*** Opening of MATERIAL TO PROCESS ***

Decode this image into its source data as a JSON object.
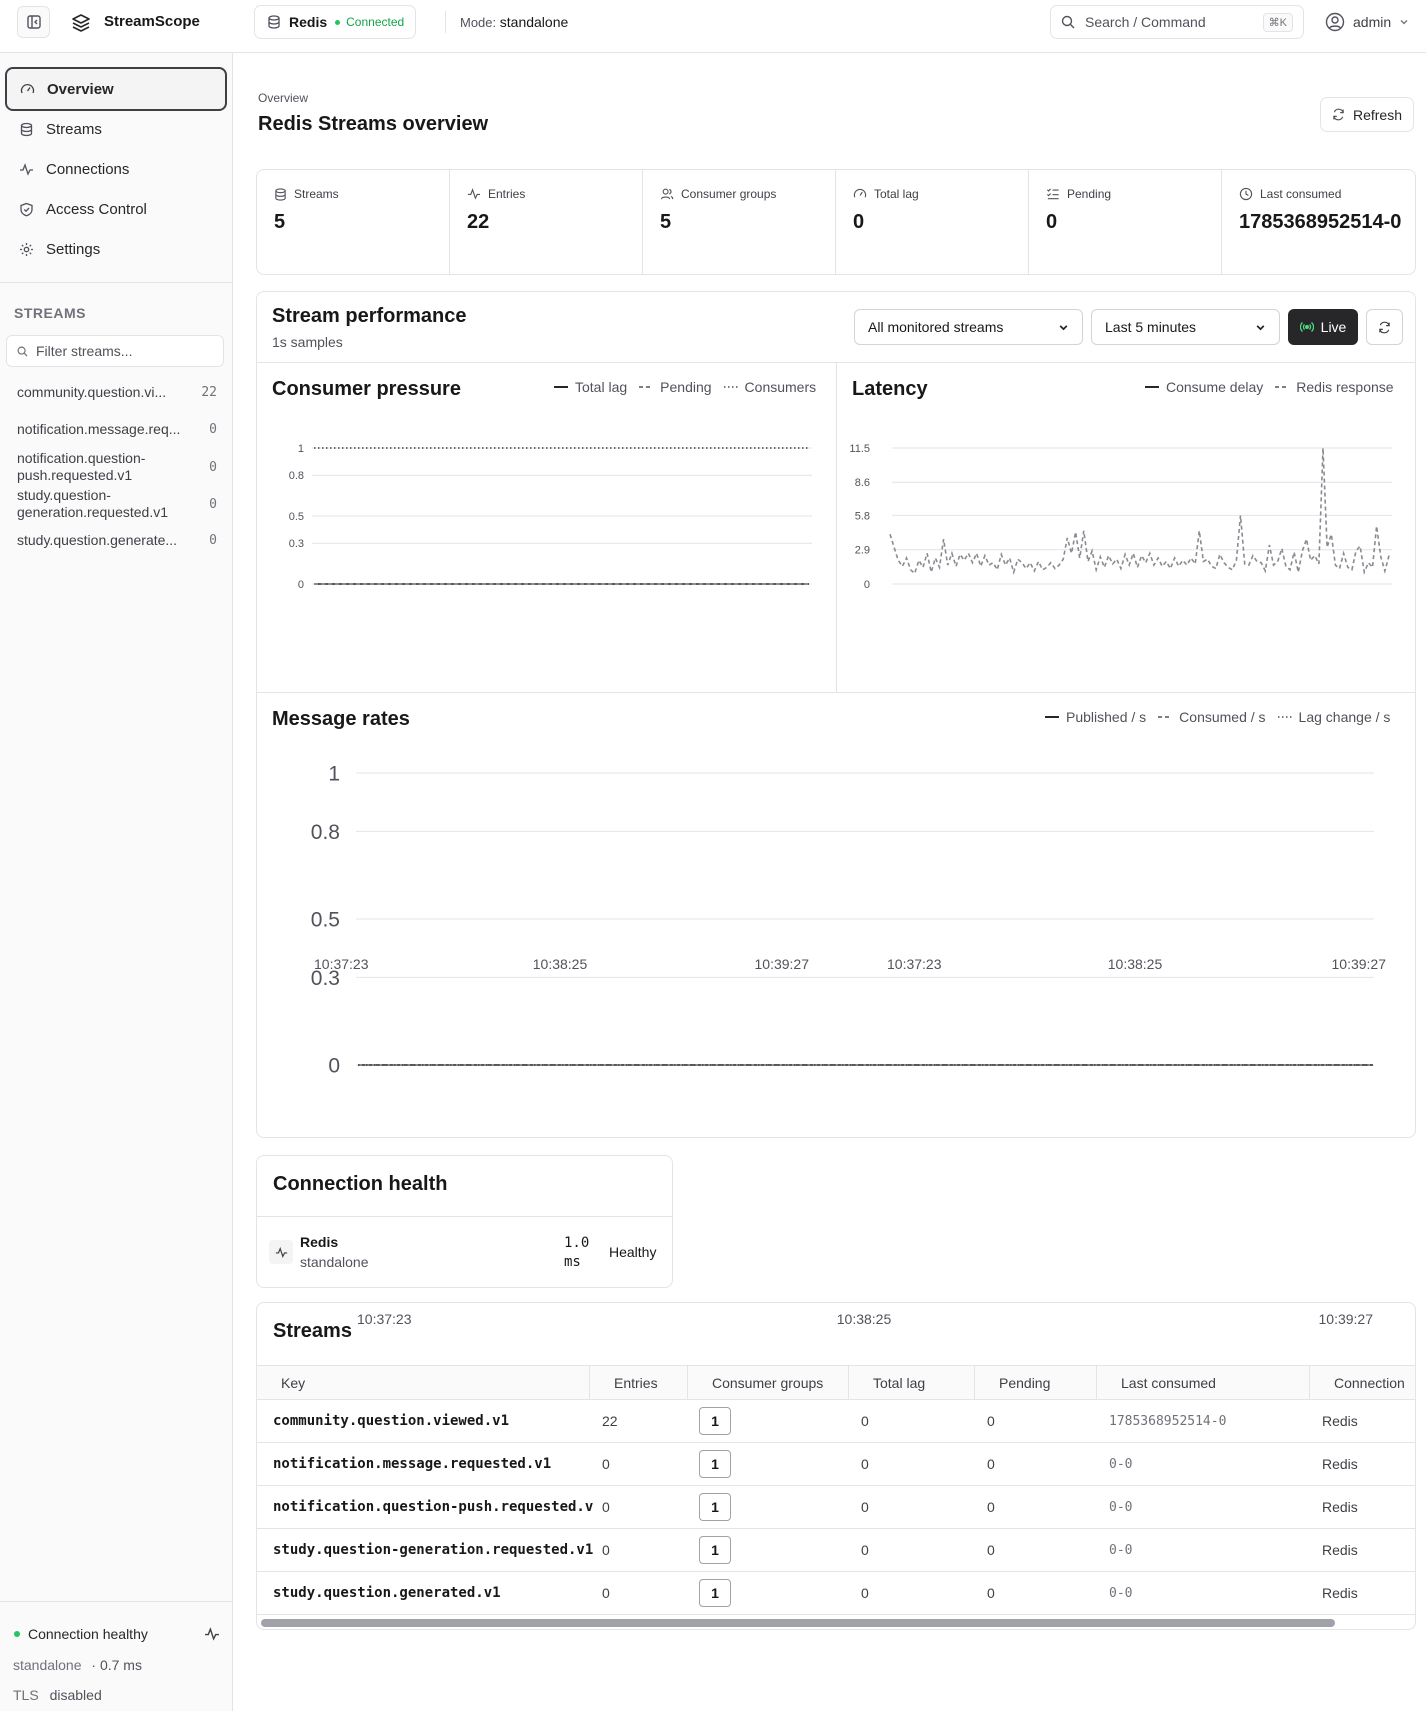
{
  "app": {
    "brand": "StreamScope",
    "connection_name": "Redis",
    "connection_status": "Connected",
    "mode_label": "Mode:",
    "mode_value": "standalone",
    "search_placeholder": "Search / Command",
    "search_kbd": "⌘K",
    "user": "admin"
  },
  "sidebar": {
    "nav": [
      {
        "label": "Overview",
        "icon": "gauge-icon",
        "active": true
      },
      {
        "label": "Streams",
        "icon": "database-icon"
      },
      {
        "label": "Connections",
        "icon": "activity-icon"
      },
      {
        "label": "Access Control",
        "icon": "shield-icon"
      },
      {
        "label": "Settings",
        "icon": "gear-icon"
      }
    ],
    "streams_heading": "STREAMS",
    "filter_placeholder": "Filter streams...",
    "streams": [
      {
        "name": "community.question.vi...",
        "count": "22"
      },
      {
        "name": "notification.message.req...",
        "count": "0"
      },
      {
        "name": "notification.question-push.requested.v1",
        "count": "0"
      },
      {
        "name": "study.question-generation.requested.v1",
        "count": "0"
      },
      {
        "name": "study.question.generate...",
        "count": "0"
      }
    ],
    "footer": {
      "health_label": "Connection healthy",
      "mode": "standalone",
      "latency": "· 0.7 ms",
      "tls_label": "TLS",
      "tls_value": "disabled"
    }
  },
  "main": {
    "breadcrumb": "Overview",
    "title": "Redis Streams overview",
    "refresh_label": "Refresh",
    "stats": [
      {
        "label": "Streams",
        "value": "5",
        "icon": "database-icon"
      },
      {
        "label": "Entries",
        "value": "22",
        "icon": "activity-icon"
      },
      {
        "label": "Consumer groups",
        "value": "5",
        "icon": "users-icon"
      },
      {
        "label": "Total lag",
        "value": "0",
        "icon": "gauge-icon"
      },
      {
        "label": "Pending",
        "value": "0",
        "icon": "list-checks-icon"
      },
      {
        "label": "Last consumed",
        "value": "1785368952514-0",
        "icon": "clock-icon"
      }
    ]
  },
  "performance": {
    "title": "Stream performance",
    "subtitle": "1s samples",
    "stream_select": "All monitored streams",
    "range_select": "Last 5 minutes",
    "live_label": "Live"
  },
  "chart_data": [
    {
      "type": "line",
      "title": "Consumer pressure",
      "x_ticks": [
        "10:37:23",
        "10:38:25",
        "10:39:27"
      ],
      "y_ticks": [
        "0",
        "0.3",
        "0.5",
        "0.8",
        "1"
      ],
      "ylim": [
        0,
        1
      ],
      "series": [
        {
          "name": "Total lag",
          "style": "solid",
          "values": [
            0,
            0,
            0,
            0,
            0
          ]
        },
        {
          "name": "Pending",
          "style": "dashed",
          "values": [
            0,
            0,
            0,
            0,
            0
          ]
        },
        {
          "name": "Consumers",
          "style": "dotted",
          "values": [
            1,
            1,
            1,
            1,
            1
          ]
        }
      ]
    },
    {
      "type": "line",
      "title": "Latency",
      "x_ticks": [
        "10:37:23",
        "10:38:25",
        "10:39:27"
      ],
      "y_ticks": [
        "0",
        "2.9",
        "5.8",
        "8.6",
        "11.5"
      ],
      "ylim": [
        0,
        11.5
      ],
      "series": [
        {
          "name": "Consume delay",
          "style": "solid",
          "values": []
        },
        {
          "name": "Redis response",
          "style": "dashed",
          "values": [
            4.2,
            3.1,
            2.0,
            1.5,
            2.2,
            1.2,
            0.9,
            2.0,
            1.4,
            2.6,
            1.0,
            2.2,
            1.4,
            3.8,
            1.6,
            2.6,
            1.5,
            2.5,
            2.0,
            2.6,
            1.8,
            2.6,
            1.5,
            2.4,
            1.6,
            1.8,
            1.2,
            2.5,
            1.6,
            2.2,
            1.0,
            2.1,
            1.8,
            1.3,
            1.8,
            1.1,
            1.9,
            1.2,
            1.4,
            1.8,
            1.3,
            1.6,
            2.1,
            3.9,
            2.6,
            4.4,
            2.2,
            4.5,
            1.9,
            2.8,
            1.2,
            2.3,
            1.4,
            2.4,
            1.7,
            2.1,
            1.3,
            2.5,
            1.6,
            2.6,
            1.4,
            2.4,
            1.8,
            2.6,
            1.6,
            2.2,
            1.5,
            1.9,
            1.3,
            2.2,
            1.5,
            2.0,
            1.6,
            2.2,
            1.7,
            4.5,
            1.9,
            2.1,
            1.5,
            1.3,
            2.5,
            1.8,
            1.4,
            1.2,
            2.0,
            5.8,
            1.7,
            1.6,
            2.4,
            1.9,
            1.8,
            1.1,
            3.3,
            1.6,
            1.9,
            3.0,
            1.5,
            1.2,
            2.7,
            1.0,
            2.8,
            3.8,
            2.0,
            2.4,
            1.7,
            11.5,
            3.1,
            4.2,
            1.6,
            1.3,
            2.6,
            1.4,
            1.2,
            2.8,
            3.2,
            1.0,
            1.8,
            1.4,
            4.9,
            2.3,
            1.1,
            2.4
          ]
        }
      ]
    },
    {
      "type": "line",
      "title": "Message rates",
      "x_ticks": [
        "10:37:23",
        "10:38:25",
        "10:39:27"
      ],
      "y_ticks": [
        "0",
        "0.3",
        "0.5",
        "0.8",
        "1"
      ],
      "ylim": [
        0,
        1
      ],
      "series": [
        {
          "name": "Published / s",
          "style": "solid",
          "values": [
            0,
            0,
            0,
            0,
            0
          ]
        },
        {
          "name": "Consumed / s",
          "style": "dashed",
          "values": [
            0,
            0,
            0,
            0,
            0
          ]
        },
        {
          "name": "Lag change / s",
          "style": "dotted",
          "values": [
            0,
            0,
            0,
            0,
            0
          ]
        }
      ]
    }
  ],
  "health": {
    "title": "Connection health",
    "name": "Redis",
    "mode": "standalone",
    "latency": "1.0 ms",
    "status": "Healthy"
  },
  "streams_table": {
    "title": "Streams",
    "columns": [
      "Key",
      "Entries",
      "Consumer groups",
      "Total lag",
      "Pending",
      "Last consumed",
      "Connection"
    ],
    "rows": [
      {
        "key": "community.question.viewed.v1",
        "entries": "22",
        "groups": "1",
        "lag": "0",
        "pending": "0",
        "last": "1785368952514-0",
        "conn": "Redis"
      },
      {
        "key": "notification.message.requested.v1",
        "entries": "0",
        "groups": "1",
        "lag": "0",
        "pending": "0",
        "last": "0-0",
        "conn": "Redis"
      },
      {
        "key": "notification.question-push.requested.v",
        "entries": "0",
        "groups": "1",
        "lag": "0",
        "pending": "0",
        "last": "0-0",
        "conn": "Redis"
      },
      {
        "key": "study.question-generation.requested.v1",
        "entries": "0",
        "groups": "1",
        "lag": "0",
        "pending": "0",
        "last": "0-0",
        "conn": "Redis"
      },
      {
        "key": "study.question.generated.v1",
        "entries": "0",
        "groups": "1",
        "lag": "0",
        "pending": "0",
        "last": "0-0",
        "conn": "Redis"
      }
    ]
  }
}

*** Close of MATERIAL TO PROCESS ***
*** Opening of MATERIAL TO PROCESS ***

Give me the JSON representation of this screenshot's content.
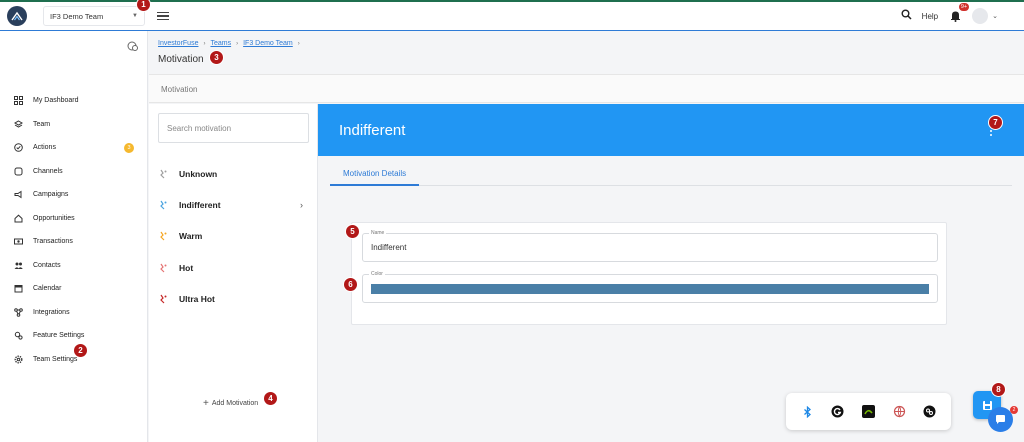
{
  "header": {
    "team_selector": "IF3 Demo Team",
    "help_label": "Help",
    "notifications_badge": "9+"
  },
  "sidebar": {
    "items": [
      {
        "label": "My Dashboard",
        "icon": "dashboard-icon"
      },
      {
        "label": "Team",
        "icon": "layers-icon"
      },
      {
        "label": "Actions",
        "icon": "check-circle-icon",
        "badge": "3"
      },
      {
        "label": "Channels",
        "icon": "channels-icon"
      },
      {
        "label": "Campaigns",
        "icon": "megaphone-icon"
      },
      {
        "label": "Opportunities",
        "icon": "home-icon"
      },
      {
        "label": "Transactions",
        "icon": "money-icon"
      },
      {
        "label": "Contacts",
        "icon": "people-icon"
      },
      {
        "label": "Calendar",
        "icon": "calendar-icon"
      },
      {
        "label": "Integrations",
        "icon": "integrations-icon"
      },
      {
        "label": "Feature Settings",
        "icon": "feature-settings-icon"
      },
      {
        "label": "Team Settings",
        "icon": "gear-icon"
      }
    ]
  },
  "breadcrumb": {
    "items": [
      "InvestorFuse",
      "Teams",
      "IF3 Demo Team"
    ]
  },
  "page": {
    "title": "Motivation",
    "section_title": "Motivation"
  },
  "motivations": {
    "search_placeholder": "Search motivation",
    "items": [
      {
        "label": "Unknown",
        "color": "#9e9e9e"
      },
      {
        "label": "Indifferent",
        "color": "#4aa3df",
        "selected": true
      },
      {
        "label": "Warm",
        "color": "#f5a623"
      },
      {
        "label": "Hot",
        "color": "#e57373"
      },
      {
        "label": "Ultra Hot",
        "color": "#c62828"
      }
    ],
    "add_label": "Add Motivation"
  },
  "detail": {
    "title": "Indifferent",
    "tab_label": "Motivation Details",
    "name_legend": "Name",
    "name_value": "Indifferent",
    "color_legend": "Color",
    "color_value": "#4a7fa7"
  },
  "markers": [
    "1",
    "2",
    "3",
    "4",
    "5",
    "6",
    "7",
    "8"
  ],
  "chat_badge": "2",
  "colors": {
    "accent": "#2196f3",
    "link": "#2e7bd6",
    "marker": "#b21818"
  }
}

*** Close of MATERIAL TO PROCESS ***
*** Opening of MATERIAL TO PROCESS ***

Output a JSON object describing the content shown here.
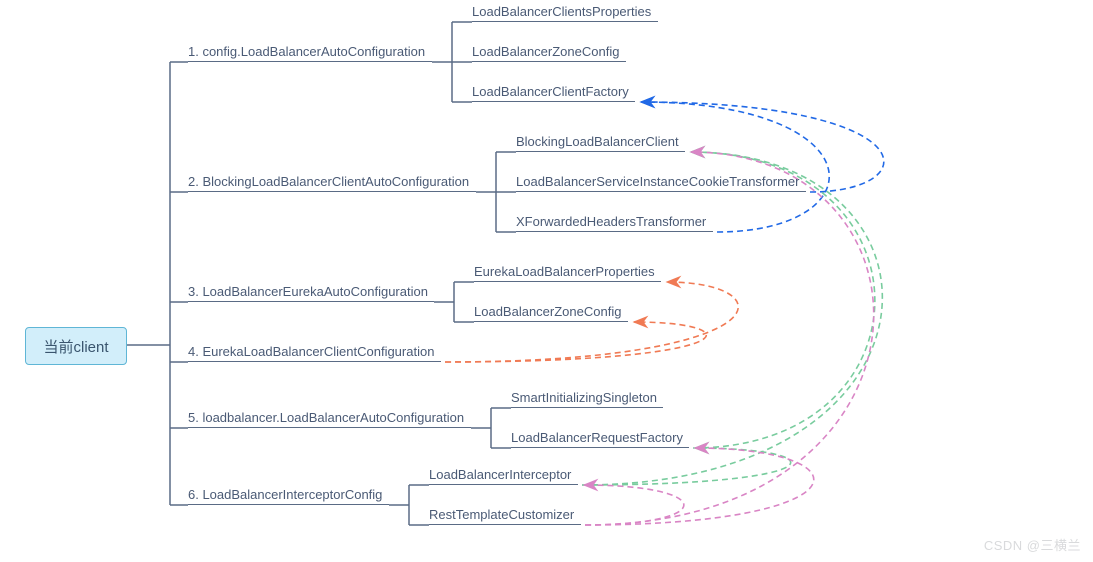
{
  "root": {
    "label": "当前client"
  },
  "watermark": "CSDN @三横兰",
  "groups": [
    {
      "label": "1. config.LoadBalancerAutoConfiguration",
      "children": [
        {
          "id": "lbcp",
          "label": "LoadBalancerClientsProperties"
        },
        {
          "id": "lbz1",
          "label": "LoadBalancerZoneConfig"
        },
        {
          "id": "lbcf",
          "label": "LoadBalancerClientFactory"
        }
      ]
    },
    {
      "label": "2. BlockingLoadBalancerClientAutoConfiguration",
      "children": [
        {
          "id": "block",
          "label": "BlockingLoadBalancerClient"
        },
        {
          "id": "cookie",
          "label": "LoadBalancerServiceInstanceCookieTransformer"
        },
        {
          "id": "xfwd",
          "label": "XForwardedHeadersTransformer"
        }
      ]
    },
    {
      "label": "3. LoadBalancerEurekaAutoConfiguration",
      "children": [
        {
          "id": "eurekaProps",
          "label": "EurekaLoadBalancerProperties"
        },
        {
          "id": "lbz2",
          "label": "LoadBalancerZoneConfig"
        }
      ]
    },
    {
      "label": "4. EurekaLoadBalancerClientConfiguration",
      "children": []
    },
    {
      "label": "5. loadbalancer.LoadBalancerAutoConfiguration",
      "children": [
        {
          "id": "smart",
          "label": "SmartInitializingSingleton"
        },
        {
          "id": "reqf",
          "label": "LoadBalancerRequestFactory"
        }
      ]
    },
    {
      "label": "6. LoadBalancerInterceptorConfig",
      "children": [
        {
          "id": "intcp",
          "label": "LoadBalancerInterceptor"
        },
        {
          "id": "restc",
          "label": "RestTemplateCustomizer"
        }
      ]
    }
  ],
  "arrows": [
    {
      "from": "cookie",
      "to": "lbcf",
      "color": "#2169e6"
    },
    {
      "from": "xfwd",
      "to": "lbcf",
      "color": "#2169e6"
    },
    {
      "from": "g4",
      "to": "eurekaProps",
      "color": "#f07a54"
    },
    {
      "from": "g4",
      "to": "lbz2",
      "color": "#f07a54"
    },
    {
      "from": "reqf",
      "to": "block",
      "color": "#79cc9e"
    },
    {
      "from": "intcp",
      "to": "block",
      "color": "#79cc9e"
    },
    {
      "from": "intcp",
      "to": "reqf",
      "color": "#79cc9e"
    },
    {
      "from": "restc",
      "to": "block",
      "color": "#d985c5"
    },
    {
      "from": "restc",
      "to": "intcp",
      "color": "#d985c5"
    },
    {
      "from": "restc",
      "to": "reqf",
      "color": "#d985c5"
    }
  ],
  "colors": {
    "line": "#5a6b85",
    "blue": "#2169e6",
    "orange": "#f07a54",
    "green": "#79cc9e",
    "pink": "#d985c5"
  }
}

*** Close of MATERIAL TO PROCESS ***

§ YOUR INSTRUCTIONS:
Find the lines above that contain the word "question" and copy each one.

§ RESPONSE AREA:
        "name": "community.question.vi...",
        "name": "notification.question-push.requested.v1",
        "name": "study.question-generation.requested.v1",
        "name": "study.question.generate...",
        "key": "community.question.viewed.v1",
        "key": "notification.question-push.requested.v",
        "key": "study.question-generation.requested.v1",
        "key": "study.question.generated.v1",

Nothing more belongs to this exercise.